Tammuz Av Elul

June/July July/August August/September

7 'Month of Shamash (Libra) Beginning' (i.e. Miil atti the start of the 2nd half-year) Ara Samna 8 'Month of Marduk Laying Foundations' 9 Ara Kislimu Nergal Ara ebtum Pap10 Kt atti 'Month of the sukkal Forthcoming of Water' 11 Ara abau (Scorpio)





(Sagittarius) Kislev


sa 'ibex' Tevet (Capricorn?)


q (Aquarius?)



Ara Addaru ~ Ara Adr 12 'Month of Adar' Ara Makarua Intercalary 13 Addari ~ Ara VeAdr Erra (Pisces) Adar February/March


Except in year 17 of 19year cycle, when intercalary month was after Ara Ullu.

Until the 5th century BC the calendar was fully observational, but beginning about 499 BC the months began to be regulated by a lunisolar cycle of 19 years equaling 235 months. Although usually called the Metonic cycle, Meton (432 BC) probably learned of the cycle from the Babylonians. After no more than three isolated exceptions, by 380 BC the months of the calendar were regulated by the cycle without exception. In the cycle of 19 years, the month Adaru 2 was intercalated, except in the year that was number 17 in the cycle, when the month Ululu 2 was inserted. During this period, the first day of each month (beginning at sunset) continued to be the day when a new crescent moon was first sightedthe calendar never used a specified number of days in any month.

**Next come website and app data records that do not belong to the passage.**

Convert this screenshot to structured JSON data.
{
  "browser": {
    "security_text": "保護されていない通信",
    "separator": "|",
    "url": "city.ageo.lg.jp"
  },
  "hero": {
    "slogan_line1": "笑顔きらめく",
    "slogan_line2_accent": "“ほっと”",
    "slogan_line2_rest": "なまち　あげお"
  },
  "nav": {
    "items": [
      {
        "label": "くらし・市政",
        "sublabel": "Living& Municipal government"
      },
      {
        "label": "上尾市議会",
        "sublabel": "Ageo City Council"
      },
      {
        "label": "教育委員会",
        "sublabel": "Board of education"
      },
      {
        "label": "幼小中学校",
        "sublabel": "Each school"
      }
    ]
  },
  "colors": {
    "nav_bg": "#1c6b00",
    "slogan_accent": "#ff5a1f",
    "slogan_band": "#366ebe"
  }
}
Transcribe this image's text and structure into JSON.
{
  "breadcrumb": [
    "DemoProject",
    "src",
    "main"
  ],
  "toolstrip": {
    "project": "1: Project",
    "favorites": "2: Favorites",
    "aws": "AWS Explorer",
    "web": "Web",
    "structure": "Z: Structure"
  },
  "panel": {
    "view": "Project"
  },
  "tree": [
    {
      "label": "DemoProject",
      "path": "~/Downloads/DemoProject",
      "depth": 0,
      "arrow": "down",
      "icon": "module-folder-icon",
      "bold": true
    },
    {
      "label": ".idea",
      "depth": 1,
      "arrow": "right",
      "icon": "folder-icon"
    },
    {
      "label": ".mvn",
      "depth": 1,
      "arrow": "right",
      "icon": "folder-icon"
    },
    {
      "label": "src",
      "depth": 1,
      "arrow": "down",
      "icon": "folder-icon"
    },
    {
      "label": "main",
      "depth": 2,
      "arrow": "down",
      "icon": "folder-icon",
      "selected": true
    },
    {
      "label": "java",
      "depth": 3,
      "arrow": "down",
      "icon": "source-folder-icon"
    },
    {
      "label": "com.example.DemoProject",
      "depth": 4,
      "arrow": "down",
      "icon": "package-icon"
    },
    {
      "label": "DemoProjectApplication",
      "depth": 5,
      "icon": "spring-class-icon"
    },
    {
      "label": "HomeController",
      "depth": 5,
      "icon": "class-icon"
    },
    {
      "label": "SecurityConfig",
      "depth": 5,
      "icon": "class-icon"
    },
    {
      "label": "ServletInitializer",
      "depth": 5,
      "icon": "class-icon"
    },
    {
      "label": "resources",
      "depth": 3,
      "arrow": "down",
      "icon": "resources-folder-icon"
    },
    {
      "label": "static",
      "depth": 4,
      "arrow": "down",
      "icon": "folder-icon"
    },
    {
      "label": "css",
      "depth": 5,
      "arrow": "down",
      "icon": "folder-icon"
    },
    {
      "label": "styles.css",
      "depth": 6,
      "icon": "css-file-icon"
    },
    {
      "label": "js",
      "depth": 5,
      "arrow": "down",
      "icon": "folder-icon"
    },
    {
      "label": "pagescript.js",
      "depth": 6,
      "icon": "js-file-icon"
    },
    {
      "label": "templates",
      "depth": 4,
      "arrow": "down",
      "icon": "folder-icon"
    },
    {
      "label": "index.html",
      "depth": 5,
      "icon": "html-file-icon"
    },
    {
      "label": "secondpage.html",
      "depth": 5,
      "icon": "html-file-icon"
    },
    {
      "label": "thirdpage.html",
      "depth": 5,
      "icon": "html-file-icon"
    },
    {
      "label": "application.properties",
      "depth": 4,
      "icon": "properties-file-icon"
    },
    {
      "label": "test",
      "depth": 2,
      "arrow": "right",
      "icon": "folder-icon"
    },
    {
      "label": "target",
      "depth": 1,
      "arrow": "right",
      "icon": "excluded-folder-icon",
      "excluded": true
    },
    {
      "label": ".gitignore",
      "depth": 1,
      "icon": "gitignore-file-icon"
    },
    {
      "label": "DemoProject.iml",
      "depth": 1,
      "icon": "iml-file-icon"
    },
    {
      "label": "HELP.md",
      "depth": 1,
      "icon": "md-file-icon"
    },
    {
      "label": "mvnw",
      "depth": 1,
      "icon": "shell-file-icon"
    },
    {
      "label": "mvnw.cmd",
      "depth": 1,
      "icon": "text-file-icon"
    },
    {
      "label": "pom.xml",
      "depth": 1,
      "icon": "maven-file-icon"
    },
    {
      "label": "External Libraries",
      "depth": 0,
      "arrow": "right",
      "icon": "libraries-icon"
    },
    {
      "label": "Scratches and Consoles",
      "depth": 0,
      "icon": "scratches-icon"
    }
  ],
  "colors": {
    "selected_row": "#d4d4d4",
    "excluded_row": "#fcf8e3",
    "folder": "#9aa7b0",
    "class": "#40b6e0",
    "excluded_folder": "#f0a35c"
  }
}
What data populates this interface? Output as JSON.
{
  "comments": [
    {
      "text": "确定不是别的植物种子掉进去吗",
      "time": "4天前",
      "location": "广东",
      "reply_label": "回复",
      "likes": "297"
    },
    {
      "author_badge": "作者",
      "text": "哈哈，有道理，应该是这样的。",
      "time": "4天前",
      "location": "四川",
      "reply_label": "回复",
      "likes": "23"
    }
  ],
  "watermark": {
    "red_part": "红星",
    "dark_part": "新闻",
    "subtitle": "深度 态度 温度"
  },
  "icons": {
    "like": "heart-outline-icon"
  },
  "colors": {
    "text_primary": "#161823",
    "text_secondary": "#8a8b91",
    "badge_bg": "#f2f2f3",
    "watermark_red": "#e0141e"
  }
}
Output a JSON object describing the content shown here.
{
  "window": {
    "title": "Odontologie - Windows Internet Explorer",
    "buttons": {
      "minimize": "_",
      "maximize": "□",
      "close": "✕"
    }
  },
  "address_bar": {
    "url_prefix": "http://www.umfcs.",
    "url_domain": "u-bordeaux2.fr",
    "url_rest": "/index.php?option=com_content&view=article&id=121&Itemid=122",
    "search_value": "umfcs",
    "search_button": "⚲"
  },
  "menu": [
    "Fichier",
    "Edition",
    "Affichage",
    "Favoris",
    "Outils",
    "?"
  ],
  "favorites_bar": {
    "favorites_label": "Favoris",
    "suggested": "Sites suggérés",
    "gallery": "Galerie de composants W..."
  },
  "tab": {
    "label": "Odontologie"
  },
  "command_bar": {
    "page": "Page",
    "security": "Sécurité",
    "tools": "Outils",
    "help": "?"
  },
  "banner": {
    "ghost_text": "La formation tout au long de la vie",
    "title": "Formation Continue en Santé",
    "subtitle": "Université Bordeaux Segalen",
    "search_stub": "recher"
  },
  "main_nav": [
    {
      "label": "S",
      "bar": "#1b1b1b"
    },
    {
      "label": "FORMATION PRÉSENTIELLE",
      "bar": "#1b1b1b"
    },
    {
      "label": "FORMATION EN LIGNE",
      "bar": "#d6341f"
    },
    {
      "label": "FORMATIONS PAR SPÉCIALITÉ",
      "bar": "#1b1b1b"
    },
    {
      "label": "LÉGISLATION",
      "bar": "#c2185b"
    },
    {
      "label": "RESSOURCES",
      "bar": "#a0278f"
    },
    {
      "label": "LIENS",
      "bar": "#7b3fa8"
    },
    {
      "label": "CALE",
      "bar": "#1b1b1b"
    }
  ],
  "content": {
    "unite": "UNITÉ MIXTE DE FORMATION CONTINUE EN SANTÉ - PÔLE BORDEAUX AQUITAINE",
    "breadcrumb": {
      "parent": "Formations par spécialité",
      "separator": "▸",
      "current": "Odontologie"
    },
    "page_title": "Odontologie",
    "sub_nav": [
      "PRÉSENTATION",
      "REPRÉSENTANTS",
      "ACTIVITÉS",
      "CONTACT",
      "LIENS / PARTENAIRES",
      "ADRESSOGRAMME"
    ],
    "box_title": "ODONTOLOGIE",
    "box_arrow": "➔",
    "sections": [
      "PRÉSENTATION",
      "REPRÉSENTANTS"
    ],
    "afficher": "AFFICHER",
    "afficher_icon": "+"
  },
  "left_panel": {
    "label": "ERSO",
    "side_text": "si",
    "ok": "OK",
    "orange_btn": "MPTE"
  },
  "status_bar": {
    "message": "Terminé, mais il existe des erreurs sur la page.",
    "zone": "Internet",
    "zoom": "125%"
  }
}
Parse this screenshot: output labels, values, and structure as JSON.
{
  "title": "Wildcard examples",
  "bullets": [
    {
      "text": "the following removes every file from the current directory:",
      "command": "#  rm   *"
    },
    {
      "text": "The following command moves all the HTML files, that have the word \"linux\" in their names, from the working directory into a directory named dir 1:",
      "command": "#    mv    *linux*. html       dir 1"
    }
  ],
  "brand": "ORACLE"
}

[edit] Days
Counting from the new moon, the Babylonians celebrated every seventh day as a "holy-day", also called an "evil day" (meaning "unsuitable" for prohibited activities). On these days officials were prohibited from various activities and common men were forbidden to "make a wish", and at least the 28th was known as a "rest-day". On each of them, offerings were made to a different god and goddess, apparently at nightfall to avoid the prohibitions: Merodach and Ishtar on the 7th, Ninlil and Nergal on the 14th, Sin and Shamash on the 21st, and Enki and Mah on the 28th. Tablets from the sixth-century BC reigns of Cyrus the Great and Cambyses indicate these dates were sometimes approximate. The lunation of 29 or 30 days basically contained three seven-day weeks, and a final week of eight or nine days inclusive, breaking the continuous seven-day cycle.[1] Among other theories of Shabbat origin, the Universal Jewish Encyclopedia advanced a theory of Assyriologists like Friedrich Delitzsch[2] that Shabbat originally arose from the lunar cycle,[3][4] containing four weeks ending in Sabbath, plus one or two additional unreckoned days per month. [5] The difficulties of this theory include reconciling the differences between an unbroken week and a lunar week, and explaining the absence of texts naming the lunar week as Shabbat in any language.[6] According to Marcello Craveri: "The Sabbath (in Hebrew Shabbath) was almost certainly derived from the Babylonian Shabattu, the festival of the full moon, but, all trace of any such origin having been lost, the Hebrews ascribed it to Biblical legend." [7] The Babylonians additionally celebrated the 19th as a special "evil day", the "day of anger", because it was roughly the 49th day of the (preceding) month, completing a "week of weeks". Sacrifices were offered to Ninurta and the day dedicated to Gula, and it may be supposed that prohibitions were strengthened. Further, reconstruction of a broken tablet seems to define the rarely attested Sapattum or Sabattum as the 15th day of the lunation, more or less the full moon. This word is cognate with Hebrew Shabbat, but is monthly rather than weekly; it is regarded as a form of Sumerian sa-bat ("mid-rest"), attested in Akkadian as um nuh libbi ("day of midrepose"). This conclusion is a contextual restoration of the damaged Enma Eli creation account, which reads: "[Sa]bbath shalt thou then encounter, mid[month]ly." [1]

[edit] See also

Ancient Near East portal

Assyrian calendar Babylonian astronomy Hebrew calendar Islamic calendar MUL.APIN Zoroastrian calendar